Title: Walt Whitman to Montgomery Stafford, 4 August 1880
Date: August 4, 1880
Source: Transcribed from digital images or a microfilm reproduction of the original item. For a description of the editorial rationale behind our treatment of the correspondence, see our statement of editorial policy.
Location: The Charles E. Feinberg Collection of the Papers of Walt Whitman, 1839–1919, Library of Congress, Washington, D.C.
Whitman Archive ID: loc.04019
Contributors to digital file: Eder Jaramillo, Nima Najafi Kianfar, Stefan Schoeberlein, and Nicole Gray
August 4 '80
I have come on here (about 500 miles further) & am stopping in this city for a few days situated very comfortably & feeling pretty well—the journey is doing me good, for I lay quite sick in London about three weeks. I am better, & enjoying everything. I am traveling mostly by water,—and spent several days in "the Lakes of the Thousand Islands"—that is what they call a part of the St Lawrence river, some 50 miles long, & 10 to 20 wide, filled with the prettiest islands you ever see, all sizes, some quite big with fine farms on them, & some very moderate—others rocky hills like, of an acre or two covered with cedars—but the water every where I travel in this country is the best part,—it is more beautiful and bright than you can conceive, very clean & pure, of a sky-blue color & there seems no end of it—I travel for days & days over it, from Lake Huron on through Lake Erie and Ontario & down the St Lawrence to here (700 miles) & it is just as fascinating to me now as ever—I have been in sight of it or traveling on it ever since I have been in Canada—I never get tired of it—(We have nothing like it our way, so grand & bright & clear.)
—This is a large & busy city, the most important in Canada, ships and steamboats & immense numbers of emigrants—This is in general quite a great farming country—the land not near so rich & good as out west in the United States,— dont raise such corn &c—but it is a healthy & beautiful country here, good climate—pretty good for wheat—they raise a good deal of barley here, (perhaps more than any other grain)—but a fair show of wheat—first rate for grass—ditto for apples—then there is so good a chance for a farmer to have his farm run down to the water—As I travel I see hundreds and hundreds of farms, seems to me a majority of them along the banks,—they set a little up, & sprinkled with trees—looks as though the folks ought to be happy—(but I suppose they are just like all the rest of us)—It is very different from what I saw out in Kansas last fall—no water there

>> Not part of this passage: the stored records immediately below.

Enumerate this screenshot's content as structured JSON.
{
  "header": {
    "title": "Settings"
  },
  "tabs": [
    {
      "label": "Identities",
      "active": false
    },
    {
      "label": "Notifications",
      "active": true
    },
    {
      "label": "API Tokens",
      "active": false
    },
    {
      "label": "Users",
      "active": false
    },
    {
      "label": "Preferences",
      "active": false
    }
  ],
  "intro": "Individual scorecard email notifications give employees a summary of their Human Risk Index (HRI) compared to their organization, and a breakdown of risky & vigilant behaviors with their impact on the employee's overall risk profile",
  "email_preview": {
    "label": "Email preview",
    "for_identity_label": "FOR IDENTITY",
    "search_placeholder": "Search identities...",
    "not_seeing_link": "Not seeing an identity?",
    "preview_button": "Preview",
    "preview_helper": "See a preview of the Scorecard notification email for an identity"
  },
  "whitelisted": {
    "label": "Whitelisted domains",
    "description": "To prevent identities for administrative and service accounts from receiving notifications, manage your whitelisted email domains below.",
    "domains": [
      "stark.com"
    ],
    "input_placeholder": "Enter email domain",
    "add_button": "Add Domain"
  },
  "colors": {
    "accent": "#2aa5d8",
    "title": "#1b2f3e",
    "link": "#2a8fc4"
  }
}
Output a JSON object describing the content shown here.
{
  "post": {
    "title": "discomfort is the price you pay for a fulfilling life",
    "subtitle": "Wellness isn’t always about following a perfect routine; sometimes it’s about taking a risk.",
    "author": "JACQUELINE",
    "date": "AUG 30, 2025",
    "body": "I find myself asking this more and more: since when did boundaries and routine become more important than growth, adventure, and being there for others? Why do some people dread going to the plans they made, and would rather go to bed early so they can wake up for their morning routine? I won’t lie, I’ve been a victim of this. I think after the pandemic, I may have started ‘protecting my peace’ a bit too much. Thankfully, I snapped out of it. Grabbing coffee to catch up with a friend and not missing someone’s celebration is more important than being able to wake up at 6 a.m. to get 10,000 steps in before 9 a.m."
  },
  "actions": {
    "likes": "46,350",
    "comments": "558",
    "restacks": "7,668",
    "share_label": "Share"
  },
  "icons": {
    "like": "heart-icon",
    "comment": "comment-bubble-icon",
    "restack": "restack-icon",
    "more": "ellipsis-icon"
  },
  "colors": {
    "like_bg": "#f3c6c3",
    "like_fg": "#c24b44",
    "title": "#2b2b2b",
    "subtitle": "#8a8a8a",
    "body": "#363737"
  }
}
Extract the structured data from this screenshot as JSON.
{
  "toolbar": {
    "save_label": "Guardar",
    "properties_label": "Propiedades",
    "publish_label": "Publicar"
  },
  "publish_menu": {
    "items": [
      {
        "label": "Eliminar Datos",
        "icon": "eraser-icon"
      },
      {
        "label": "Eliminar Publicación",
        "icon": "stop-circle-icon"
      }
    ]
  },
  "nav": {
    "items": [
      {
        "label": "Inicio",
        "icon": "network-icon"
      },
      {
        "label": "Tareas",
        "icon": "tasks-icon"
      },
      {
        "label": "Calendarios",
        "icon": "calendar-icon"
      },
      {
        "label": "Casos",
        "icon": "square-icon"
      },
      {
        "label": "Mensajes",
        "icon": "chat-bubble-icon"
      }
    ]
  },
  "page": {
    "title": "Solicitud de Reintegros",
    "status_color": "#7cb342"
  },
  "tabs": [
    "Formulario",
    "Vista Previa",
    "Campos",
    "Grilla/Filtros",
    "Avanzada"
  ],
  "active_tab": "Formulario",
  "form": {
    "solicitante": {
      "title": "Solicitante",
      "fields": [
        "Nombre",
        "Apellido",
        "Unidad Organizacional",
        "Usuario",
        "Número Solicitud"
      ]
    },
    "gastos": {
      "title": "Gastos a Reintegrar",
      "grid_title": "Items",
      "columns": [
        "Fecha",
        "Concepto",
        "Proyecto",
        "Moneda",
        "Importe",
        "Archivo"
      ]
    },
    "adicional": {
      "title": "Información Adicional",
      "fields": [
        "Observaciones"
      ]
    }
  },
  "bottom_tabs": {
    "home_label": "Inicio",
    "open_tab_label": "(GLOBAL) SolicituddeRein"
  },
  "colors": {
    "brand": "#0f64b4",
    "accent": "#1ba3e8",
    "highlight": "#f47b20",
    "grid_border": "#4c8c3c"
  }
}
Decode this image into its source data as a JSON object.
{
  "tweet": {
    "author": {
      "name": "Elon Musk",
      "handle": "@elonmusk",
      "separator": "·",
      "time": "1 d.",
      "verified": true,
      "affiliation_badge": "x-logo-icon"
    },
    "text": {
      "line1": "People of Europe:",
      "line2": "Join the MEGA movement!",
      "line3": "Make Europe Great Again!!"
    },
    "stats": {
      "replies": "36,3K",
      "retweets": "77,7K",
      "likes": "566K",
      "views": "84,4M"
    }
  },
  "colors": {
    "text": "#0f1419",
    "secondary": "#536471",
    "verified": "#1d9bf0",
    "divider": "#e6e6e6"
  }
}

I often think of you all, I wish your father could be out here, & travel through it once see the country & the water & farming & everything—he would enjoy seeing it all, & would understand many things about it better than I do—But you ought to take some such trip Mont boy, it would make you open your eyes—(Only I must say I like the smell of the salt and sedge along the water, it is what I was born to, like Long Island or Old Jersey—but it is all fresh here)—
—I am going on some 400 miles further—north east to the river Saguenay, (you will see it on the map of Canada toward north east)—then back again to stay awhile in the old city of Quebec—give my love to your parents—tell your mother I rec'd her letter—love to Debby, I rec'd her letter too—love to Ed and Harry & Jo and Van, and Ruthey & Georgey—I rec'd a postal from Harry—Mont you & your mother write—I send envelope.1
Shall be back in London Aug 14—I want Ed and Debby and Jo to read this—Harry too, if home
1. In this paragraph Whitman referred to the Stafford children: Edwin, Van Doran, Ruth, George, and Deborah, who was married to Joseph Browning. Harry wrote to Whitman on July 17, Susan Stafford on July 16, Elmer on July 17, and Deborah on July 18. [back]